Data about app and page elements
....

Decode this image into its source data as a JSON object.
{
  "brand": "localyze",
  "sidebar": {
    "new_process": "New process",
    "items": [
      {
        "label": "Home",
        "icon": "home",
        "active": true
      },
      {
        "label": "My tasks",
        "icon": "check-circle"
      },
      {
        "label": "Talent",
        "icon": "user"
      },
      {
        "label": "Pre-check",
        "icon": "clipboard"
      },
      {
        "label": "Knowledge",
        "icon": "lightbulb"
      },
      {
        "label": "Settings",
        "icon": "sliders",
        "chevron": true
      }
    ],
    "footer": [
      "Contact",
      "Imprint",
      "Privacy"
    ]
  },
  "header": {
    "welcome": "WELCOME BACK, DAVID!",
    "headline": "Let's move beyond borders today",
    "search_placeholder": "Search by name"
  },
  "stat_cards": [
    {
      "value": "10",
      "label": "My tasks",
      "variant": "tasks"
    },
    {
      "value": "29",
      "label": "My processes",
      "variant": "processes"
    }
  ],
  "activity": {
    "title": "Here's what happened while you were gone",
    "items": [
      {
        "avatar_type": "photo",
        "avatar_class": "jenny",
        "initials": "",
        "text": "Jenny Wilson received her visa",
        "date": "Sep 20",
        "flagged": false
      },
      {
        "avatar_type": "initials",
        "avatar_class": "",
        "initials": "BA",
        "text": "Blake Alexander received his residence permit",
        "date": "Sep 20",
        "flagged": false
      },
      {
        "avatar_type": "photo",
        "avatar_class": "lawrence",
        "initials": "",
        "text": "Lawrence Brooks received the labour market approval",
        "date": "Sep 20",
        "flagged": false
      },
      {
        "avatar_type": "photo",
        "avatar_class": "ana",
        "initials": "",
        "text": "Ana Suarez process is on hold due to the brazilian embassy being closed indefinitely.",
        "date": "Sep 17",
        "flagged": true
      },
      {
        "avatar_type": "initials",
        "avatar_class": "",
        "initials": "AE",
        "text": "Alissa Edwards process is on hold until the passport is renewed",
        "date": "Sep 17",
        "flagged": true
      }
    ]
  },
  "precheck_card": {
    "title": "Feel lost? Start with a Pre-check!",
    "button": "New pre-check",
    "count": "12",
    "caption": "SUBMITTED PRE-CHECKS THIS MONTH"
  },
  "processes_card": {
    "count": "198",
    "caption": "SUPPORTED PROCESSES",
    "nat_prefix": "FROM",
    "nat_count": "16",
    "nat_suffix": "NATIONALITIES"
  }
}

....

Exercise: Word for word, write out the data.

Reply:
Decode this image into its source data as a JSON object.
{
  "brand": "localyze",
  "sidebar": {
    "new_process": "New process",
    "items": [
      {
        "label": "Home",
        "icon": "home",
        "active": true
      },
      {
        "label": "My tasks",
        "icon": "check-circle"
      },
      {
        "label": "Talent",
        "icon": "user"
      },
      {
        "label": "Pre-check",
        "icon": "clipboard"
      },
      {
        "label": "Knowledge",
        "icon": "lightbulb"
      },
      {
        "label": "Settings",
        "icon": "sliders",
        "chevron": true
      }
    ],
    "footer": [
      "Contact",
      "Imprint",
      "Privacy"
    ]
  },
  "header": {
    "welcome": "WELCOME BACK, DAVID!",
    "headline": "Let's move beyond borders today",
    "search_placeholder": "Search by name"
  },
  "stat_cards": [
    {
      "value": "10",
      "label": "My tasks",
      "variant": "tasks"
    },
    {
      "value": "29",
      "label": "My processes",
      "variant": "processes"
    }
  ],
  "activity": {
    "title": "Here's what happened while you were gone",
    "items": [
      {
        "avatar_type": "photo",
        "avatar_class": "jenny",
        "initials": "",
        "text": "Jenny Wilson received her visa",
        "date": "Sep 20",
        "flagged": false
      },
      {
        "avatar_type": "initials",
        "avatar_class": "",
        "initials": "BA",
        "text": "Blake Alexander received his residence permit",
        "date": "Sep 20",
        "flagged": false
      },
      {
        "avatar_type": "photo",
        "avatar_class": "lawrence",
        "initials": "",
        "text": "Lawrence Brooks received the labour market approval",
        "date": "Sep 20",
        "flagged": false
      },
      {
        "avatar_type": "photo",
        "avatar_class": "ana",
        "initials": "",
        "text": "Ana Suarez process is on hold due to the brazilian embassy being closed indefinitely.",
        "date": "Sep 17",
        "flagged": true
      },
      {
        "avatar_type": "initials",
        "avatar_class": "",
        "initials": "AE",
        "text": "Alissa Edwards process is on hold until the passport is renewed",
        "date": "Sep 17",
        "flagged": true
      }
    ]
  },
  "precheck_card": {
    "title": "Feel lost? Start with a Pre-check!",
    "button": "New pre-check",
    "count": "12",
    "caption": "SUBMITTED PRE-CHECKS THIS MONTH"
  },
  "processes_card": {
    "count": "198",
    "caption": "SUPPORTED PROCESSES",
    "nat_prefix": "FROM",
    "nat_count": "16",
    "nat_suffix": "NATIONALITIES"
  }
}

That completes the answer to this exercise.